Copy out all of the data exactly as it appears.

+ + +

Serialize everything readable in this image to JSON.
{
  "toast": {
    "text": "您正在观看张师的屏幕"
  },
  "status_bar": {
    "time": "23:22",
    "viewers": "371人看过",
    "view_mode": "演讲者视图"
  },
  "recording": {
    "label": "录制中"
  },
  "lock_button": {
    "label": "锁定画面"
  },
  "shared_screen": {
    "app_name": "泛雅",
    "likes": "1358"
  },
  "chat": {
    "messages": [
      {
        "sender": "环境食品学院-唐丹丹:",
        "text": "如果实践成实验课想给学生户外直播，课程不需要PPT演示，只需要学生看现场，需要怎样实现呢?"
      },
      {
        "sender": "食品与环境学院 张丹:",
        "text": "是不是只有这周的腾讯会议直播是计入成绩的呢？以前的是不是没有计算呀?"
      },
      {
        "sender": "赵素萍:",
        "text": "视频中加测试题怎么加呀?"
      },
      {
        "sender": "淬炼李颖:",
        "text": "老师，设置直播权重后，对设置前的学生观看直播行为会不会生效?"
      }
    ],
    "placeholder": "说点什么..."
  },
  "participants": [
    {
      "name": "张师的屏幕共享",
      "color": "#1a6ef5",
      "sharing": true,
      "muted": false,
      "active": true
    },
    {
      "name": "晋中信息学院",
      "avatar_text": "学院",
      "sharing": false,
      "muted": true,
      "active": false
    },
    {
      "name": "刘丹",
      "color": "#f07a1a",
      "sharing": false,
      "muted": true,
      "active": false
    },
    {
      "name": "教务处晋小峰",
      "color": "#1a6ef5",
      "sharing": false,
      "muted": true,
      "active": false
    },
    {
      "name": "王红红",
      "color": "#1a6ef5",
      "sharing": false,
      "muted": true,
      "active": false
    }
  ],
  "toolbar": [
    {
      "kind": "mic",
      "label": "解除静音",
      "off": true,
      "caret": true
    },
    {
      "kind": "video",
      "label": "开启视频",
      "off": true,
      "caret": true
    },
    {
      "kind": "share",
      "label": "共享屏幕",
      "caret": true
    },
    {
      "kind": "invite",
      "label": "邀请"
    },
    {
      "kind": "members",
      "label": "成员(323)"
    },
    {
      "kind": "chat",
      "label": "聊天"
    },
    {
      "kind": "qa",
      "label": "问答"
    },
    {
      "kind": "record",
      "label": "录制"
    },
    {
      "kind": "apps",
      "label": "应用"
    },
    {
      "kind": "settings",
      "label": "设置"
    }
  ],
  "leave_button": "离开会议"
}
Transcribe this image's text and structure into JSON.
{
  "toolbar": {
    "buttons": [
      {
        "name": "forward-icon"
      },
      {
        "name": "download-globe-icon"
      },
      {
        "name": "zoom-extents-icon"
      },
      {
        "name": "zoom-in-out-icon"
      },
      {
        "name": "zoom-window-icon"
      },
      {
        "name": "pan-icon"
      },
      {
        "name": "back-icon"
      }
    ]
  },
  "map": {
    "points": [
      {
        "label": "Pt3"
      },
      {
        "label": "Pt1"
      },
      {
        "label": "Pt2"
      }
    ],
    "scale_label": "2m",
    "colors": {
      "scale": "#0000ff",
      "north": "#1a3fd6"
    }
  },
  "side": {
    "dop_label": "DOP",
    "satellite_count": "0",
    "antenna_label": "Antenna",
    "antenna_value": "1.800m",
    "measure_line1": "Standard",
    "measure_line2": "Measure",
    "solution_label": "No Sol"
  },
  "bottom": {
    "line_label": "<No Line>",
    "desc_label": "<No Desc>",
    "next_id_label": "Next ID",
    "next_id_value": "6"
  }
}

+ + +

• **THE ANSWER**
Serialize everything readable in this image to JSON.
{
  "toast": {
    "text": "您正在观看张师的屏幕"
  },
  "status_bar": {
    "time": "23:22",
    "viewers": "371人看过",
    "view_mode": "演讲者视图"
  },
  "recording": {
    "label": "录制中"
  },
  "lock_button": {
    "label": "锁定画面"
  },
  "shared_screen": {
    "app_name": "泛雅",
    "likes": "1358"
  },
  "chat": {
    "messages": [
      {
        "sender": "环境食品学院-唐丹丹:",
        "text": "如果实践成实验课想给学生户外直播，课程不需要PPT演示，只需要学生看现场，需要怎样实现呢?"
      },
      {
        "sender": "食品与环境学院 张丹:",
        "text": "是不是只有这周的腾讯会议直播是计入成绩的呢？以前的是不是没有计算呀?"
      },
      {
        "sender": "赵素萍:",
        "text": "视频中加测试题怎么加呀?"
      },
      {
        "sender": "淬炼李颖:",
        "text": "老师，设置直播权重后，对设置前的学生观看直播行为会不会生效?"
      }
    ],
    "placeholder": "说点什么..."
  },
  "participants": [
    {
      "name": "张师的屏幕共享",
      "color": "#1a6ef5",
      "sharing": true,
      "muted": false,
      "active": true
    },
    {
      "name": "晋中信息学院",
      "avatar_text": "学院",
      "sharing": false,
      "muted": true,
      "active": false
    },
    {
      "name": "刘丹",
      "color": "#f07a1a",
      "sharing": false,
      "muted": true,
      "active": false
    },
    {
      "name": "教务处晋小峰",
      "color": "#1a6ef5",
      "sharing": false,
      "muted": true,
      "active": false
    },
    {
      "name": "王红红",
      "color": "#1a6ef5",
      "sharing": false,
      "muted": true,
      "active": false
    }
  ],
  "toolbar": [
    {
      "kind": "mic",
      "label": "解除静音",
      "off": true,
      "caret": true
    },
    {
      "kind": "video",
      "label": "开启视频",
      "off": true,
      "caret": true
    },
    {
      "kind": "share",
      "label": "共享屏幕",
      "caret": true
    },
    {
      "kind": "invite",
      "label": "邀请"
    },
    {
      "kind": "members",
      "label": "成员(323)"
    },
    {
      "kind": "chat",
      "label": "聊天"
    },
    {
      "kind": "qa",
      "label": "问答"
    },
    {
      "kind": "record",
      "label": "录制"
    },
    {
      "kind": "apps",
      "label": "应用"
    },
    {
      "kind": "settings",
      "label": "设置"
    }
  ],
  "leave_button": "离开会议"
}
Transcribe this image's text and structure into JSON.
{
  "toolbar": {
    "buttons": [
      {
        "name": "forward-icon"
      },
      {
        "name": "download-globe-icon"
      },
      {
        "name": "zoom-extents-icon"
      },
      {
        "name": "zoom-in-out-icon"
      },
      {
        "name": "zoom-window-icon"
      },
      {
        "name": "pan-icon"
      },
      {
        "name": "back-icon"
      }
    ]
  },
  "map": {
    "points": [
      {
        "label": "Pt3"
      },
      {
        "label": "Pt1"
      },
      {
        "label": "Pt2"
      }
    ],
    "scale_label": "2m",
    "colors": {
      "scale": "#0000ff",
      "north": "#1a3fd6"
    }
  },
  "side": {
    "dop_label": "DOP",
    "satellite_count": "0",
    "antenna_label": "Antenna",
    "antenna_value": "1.800m",
    "measure_line1": "Standard",
    "measure_line2": "Measure",
    "solution_label": "No Sol"
  },
  "bottom": {
    "line_label": "<No Line>",
    "desc_label": "<No Desc>",
    "next_id_label": "Next ID",
    "next_id_value": "6"
  }
}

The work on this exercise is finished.